• _EXERCISE_
Copy out each line of the data that holds the word "heading".

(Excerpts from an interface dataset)
• • •

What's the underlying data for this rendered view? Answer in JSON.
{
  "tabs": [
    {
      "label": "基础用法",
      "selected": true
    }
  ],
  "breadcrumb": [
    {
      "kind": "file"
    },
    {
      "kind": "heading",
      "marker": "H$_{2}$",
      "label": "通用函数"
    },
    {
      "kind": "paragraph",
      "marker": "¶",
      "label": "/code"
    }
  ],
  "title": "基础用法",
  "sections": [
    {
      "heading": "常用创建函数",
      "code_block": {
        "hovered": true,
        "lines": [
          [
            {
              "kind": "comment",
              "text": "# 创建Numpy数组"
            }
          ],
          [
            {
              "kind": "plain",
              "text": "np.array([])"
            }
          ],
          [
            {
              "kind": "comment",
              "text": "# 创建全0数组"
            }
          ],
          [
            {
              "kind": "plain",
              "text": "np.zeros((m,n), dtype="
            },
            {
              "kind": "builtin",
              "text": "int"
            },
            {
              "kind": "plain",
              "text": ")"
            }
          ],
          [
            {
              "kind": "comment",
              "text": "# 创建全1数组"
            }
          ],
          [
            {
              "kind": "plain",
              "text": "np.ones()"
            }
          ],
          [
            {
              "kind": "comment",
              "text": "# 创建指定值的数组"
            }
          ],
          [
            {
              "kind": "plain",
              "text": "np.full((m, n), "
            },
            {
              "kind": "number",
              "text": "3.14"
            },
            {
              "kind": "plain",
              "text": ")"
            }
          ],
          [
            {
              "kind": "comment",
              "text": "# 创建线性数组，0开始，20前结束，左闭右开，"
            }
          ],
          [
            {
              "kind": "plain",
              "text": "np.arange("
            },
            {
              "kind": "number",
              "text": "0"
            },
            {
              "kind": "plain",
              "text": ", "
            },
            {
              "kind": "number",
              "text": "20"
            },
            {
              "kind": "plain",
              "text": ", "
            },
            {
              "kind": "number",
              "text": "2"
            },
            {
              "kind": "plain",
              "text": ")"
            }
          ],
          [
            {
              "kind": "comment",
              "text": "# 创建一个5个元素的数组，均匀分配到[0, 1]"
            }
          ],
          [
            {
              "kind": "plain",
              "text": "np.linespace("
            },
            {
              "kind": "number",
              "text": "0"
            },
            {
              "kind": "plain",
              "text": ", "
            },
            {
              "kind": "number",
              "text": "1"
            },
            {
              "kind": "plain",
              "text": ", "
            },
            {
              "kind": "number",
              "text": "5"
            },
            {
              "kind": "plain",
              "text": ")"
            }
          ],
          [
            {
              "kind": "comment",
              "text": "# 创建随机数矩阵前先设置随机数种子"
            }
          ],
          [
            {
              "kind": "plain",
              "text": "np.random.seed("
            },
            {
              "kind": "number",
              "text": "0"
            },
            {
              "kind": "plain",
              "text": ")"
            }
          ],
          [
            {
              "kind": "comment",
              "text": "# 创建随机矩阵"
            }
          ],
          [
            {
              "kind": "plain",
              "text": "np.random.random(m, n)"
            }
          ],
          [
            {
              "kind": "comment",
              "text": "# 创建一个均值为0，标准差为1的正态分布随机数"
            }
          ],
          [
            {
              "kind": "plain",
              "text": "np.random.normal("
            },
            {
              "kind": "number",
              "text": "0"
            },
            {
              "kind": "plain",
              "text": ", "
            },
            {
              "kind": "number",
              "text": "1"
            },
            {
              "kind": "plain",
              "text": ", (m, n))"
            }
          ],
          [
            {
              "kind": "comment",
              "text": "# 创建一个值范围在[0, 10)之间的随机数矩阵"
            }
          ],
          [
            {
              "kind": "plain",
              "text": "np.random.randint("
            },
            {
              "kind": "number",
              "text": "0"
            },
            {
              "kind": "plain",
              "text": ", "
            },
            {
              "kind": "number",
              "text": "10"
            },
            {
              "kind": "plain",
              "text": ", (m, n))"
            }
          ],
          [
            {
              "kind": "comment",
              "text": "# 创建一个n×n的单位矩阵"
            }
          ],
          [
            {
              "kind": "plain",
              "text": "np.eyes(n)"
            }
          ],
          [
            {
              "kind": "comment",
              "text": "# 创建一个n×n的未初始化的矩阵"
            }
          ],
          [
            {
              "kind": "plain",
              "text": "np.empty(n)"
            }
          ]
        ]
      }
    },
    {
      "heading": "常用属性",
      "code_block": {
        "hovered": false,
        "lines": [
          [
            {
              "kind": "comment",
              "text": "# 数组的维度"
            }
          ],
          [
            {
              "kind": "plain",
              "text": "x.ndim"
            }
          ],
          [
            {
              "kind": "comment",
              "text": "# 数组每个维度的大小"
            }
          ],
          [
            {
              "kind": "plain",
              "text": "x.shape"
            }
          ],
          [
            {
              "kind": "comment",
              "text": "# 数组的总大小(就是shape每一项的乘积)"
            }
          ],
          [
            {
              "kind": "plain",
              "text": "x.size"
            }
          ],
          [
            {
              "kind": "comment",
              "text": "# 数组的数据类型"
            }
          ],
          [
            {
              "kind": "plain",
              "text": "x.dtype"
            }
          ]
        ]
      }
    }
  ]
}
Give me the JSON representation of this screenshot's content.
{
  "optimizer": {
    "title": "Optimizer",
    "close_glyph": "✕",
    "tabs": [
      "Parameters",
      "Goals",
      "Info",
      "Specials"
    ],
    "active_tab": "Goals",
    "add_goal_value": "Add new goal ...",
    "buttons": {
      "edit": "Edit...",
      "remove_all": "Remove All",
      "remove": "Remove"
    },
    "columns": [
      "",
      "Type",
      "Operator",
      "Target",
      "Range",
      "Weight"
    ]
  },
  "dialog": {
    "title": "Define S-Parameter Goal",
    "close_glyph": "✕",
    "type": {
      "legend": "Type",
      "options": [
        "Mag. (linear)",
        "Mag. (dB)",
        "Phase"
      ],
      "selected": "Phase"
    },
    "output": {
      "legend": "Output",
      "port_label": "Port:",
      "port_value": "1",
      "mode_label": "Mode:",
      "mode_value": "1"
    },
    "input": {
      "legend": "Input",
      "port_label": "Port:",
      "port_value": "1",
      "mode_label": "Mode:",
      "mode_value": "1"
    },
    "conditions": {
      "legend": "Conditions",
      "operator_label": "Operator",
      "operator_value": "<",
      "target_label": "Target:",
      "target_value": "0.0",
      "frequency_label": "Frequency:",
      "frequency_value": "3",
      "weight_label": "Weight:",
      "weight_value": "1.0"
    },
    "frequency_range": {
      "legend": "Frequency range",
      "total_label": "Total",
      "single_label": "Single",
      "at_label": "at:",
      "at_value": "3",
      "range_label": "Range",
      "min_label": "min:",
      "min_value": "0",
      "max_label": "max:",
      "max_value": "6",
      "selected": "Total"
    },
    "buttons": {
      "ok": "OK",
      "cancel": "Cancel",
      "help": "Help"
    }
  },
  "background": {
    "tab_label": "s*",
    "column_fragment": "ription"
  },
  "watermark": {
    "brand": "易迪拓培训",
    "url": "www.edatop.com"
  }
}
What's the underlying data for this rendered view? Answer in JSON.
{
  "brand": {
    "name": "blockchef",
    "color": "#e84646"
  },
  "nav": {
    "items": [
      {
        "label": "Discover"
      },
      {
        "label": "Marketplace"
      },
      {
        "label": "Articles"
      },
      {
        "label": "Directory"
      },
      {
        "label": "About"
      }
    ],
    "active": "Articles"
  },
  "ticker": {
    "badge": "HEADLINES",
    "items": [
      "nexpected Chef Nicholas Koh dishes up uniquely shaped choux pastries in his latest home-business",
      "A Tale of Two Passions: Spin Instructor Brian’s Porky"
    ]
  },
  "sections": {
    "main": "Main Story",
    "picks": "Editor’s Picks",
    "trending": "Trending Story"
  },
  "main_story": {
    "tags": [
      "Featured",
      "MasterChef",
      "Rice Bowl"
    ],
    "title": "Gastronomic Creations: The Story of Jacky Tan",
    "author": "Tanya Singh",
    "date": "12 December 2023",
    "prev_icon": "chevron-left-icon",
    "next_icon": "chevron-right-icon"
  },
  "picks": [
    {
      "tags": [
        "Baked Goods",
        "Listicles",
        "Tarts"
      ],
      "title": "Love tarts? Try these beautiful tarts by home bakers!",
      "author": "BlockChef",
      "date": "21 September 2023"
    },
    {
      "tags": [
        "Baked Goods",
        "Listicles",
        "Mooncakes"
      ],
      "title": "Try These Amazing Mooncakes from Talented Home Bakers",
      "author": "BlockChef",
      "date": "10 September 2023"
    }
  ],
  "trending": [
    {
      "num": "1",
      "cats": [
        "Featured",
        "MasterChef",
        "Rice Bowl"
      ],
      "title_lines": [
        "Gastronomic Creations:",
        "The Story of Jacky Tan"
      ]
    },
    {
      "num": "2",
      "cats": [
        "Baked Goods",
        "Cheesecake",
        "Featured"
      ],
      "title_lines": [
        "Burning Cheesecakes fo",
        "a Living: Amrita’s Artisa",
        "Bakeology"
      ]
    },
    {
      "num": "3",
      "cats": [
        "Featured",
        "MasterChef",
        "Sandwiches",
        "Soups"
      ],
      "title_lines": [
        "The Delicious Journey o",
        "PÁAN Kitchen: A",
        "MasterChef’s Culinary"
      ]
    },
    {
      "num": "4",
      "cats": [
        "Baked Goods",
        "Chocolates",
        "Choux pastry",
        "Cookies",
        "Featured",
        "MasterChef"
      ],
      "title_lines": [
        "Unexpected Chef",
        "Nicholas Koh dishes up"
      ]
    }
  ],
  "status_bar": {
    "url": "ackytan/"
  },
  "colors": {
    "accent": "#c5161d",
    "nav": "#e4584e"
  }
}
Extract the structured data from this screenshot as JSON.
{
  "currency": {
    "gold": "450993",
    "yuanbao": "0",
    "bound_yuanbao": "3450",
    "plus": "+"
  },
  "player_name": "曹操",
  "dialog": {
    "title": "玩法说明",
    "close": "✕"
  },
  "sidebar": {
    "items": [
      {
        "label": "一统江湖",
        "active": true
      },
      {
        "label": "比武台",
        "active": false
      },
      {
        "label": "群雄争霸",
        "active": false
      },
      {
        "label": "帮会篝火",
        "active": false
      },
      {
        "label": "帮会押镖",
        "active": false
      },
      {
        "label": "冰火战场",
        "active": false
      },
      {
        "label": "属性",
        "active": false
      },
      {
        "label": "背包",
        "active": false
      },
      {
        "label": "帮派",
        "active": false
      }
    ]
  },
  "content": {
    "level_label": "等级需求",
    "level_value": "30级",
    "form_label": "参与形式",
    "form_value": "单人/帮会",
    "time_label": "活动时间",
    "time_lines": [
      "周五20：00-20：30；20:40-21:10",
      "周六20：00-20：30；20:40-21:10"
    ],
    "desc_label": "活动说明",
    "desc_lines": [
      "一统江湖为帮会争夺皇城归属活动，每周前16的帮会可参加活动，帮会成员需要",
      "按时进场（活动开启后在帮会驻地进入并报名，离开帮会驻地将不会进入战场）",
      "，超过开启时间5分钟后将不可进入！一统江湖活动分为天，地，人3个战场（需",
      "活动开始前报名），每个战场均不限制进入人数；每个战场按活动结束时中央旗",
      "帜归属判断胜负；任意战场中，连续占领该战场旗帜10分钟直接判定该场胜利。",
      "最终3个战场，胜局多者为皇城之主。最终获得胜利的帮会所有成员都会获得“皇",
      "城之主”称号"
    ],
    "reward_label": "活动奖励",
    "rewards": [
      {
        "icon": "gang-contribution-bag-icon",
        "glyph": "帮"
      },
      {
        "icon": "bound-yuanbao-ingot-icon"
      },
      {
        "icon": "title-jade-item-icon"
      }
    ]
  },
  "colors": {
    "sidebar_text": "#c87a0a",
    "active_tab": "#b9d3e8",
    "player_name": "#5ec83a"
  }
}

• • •

• _RESPONSE TO THE EXERCISE_
      "kind": "heading",
      "heading": "常用创建函数",
      "heading": "常用属性",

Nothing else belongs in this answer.